Produce the records again in full, exactly as shown below.
Top of The input
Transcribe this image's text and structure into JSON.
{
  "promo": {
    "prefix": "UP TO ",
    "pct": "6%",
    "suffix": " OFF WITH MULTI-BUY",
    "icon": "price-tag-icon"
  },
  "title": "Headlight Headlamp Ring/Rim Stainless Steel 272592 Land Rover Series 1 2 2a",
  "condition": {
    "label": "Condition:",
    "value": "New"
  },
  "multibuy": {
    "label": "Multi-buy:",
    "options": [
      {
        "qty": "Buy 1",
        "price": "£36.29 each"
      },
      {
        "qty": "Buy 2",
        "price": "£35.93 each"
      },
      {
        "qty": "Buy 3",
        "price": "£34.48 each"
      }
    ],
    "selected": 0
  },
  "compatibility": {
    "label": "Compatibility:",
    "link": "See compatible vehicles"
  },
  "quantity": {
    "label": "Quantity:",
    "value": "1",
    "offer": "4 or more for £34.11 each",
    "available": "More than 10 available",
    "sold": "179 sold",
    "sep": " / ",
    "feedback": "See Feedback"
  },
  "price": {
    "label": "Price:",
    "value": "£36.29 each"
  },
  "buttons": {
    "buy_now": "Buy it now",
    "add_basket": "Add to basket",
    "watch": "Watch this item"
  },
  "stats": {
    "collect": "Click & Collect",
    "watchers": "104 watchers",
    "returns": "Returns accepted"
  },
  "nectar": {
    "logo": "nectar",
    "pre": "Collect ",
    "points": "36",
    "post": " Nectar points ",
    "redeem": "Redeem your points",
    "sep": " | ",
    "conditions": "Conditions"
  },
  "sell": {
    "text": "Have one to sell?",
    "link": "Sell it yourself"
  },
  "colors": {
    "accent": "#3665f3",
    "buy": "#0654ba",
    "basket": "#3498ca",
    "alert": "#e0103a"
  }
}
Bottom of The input
**Written response:**
Transcribe this image's text and structure into JSON.
{
  "promo": {
    "prefix": "UP TO ",
    "pct": "6%",
    "suffix": " OFF WITH MULTI-BUY",
    "icon": "price-tag-icon"
  },
  "title": "Headlight Headlamp Ring/Rim Stainless Steel 272592 Land Rover Series 1 2 2a",
  "condition": {
    "label": "Condition:",
    "value": "New"
  },
  "multibuy": {
    "label": "Multi-buy:",
    "options": [
      {
        "qty": "Buy 1",
        "price": "£36.29 each"
      },
      {
        "qty": "Buy 2",
        "price": "£35.93 each"
      },
      {
        "qty": "Buy 3",
        "price": "£34.48 each"
      }
    ],
    "selected": 0
  },
  "compatibility": {
    "label": "Compatibility:",
    "link": "See compatible vehicles"
  },
  "quantity": {
    "label": "Quantity:",
    "value": "1",
    "offer": "4 or more for £34.11 each",
    "available": "More than 10 available",
    "sold": "179 sold",
    "sep": " / ",
    "feedback": "See Feedback"
  },
  "price": {
    "label": "Price:",
    "value": "£36.29 each"
  },
  "buttons": {
    "buy_now": "Buy it now",
    "add_basket": "Add to basket",
    "watch": "Watch this item"
  },
  "stats": {
    "collect": "Click & Collect",
    "watchers": "104 watchers",
    "returns": "Returns accepted"
  },
  "nectar": {
    "logo": "nectar",
    "pre": "Collect ",
    "points": "36",
    "post": " Nectar points ",
    "redeem": "Redeem your points",
    "sep": " | ",
    "conditions": "Conditions"
  },
  "sell": {
    "text": "Have one to sell?",
    "link": "Sell it yourself"
  },
  "colors": {
    "accent": "#3665f3",
    "buy": "#0654ba",
    "basket": "#3498ca",
    "alert": "#e0103a"
  }
}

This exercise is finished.